Task goal:
Every line in the records below with the string "true" needs to be copied out.

Data to examine:

:::

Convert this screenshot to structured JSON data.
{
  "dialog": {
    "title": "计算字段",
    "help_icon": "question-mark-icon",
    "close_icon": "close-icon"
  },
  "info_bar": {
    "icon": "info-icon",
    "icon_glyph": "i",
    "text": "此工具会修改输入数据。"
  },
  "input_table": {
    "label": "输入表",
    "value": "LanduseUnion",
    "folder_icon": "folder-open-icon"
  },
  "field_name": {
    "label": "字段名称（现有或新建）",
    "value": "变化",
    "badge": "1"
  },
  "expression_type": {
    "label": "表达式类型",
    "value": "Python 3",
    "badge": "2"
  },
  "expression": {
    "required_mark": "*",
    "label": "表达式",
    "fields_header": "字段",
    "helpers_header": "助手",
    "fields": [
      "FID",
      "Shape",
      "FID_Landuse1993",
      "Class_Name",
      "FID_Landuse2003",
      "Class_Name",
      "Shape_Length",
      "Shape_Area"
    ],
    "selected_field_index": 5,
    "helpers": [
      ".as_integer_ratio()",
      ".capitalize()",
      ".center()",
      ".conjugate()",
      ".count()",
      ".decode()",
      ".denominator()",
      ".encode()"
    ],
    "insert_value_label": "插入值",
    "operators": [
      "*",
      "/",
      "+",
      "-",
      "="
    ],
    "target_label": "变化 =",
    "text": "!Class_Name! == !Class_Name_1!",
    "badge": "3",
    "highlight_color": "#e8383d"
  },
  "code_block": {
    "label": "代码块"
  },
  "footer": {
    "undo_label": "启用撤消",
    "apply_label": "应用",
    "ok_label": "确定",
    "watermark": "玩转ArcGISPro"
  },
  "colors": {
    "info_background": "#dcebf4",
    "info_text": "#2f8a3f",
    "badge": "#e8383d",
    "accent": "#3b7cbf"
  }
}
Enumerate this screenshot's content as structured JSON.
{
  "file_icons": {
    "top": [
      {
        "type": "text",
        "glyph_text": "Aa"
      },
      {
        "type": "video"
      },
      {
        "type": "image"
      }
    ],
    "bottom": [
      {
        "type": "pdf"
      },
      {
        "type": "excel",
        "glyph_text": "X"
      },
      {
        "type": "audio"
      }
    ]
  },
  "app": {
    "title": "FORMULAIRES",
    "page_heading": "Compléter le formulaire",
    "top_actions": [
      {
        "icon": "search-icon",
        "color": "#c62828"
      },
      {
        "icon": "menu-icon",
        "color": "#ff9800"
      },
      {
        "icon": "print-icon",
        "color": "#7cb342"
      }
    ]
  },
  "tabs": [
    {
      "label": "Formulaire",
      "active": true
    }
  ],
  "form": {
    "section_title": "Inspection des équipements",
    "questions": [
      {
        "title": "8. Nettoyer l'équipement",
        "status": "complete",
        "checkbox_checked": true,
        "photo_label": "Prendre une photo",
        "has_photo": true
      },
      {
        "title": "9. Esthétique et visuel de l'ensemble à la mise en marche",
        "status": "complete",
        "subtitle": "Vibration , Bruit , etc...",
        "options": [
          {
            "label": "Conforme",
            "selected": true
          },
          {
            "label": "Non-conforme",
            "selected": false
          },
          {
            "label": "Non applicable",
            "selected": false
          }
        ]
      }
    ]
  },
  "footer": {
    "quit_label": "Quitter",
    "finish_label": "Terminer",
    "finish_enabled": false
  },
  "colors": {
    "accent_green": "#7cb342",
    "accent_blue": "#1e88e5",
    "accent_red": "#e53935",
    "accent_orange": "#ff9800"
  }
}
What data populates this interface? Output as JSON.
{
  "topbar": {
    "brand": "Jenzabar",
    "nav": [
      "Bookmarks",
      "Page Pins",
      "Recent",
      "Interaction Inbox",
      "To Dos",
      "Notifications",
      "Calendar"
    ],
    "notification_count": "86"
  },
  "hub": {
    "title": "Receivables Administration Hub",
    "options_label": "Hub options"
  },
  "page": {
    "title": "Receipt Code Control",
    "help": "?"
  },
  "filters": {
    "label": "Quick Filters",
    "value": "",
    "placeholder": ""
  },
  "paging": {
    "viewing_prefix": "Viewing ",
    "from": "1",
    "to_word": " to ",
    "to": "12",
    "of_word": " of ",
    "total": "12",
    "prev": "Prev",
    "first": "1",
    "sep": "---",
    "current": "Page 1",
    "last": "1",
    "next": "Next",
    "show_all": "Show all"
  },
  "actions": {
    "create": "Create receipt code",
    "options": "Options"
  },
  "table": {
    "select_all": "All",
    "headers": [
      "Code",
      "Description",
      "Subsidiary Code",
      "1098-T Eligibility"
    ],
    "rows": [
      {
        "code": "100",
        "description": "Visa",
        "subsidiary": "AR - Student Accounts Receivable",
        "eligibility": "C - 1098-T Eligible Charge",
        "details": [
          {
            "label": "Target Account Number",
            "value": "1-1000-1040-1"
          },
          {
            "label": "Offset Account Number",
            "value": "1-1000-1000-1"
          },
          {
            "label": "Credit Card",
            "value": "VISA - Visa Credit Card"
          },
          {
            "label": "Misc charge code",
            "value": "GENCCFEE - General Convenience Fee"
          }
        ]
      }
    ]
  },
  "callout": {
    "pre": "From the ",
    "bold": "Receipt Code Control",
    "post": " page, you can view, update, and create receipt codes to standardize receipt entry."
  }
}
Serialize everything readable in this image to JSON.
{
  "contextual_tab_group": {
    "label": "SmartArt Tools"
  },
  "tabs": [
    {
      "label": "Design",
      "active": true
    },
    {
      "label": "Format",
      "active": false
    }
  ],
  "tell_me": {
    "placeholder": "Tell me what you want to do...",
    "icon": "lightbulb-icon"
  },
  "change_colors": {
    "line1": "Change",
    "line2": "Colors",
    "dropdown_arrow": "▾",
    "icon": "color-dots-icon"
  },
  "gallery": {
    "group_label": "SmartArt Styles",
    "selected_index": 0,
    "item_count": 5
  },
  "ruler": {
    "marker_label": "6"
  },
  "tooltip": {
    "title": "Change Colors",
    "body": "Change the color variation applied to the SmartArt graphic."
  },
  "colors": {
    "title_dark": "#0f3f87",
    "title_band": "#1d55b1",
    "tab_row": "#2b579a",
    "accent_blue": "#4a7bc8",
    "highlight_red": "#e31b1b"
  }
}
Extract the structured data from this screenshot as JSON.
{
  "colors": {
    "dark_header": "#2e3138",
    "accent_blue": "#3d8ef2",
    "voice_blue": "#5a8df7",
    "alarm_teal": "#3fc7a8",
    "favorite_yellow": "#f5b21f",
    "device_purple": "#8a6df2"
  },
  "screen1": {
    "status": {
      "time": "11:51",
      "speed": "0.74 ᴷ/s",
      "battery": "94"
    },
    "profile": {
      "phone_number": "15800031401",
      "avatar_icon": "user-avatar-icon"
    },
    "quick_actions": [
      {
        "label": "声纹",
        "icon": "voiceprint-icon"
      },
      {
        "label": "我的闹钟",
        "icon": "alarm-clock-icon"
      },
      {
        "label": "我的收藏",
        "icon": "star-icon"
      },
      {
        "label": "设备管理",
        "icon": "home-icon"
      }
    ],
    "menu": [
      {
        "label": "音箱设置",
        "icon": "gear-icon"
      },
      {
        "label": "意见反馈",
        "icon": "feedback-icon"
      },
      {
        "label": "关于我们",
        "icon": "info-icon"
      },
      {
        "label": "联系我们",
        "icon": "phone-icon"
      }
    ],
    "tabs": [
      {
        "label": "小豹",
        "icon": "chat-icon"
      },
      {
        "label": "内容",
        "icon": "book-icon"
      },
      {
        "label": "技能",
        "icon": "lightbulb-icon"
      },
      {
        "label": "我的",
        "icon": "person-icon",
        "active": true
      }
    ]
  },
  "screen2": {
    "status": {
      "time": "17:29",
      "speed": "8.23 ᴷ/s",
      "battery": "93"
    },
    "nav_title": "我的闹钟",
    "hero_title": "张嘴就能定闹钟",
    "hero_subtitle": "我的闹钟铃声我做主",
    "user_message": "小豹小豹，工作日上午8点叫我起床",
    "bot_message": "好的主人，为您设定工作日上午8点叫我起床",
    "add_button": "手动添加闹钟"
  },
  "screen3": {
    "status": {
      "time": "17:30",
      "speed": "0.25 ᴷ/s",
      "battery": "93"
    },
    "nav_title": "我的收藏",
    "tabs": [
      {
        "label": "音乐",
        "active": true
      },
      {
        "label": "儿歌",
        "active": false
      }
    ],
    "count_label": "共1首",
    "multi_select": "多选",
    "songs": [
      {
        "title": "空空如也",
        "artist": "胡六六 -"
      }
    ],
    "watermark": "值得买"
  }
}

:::

Solution to the problem:
      "active": true
        "checkbox_checked": true,
        "has_photo": true
            "selected": true
      "active": true
        "active": true
        "active": true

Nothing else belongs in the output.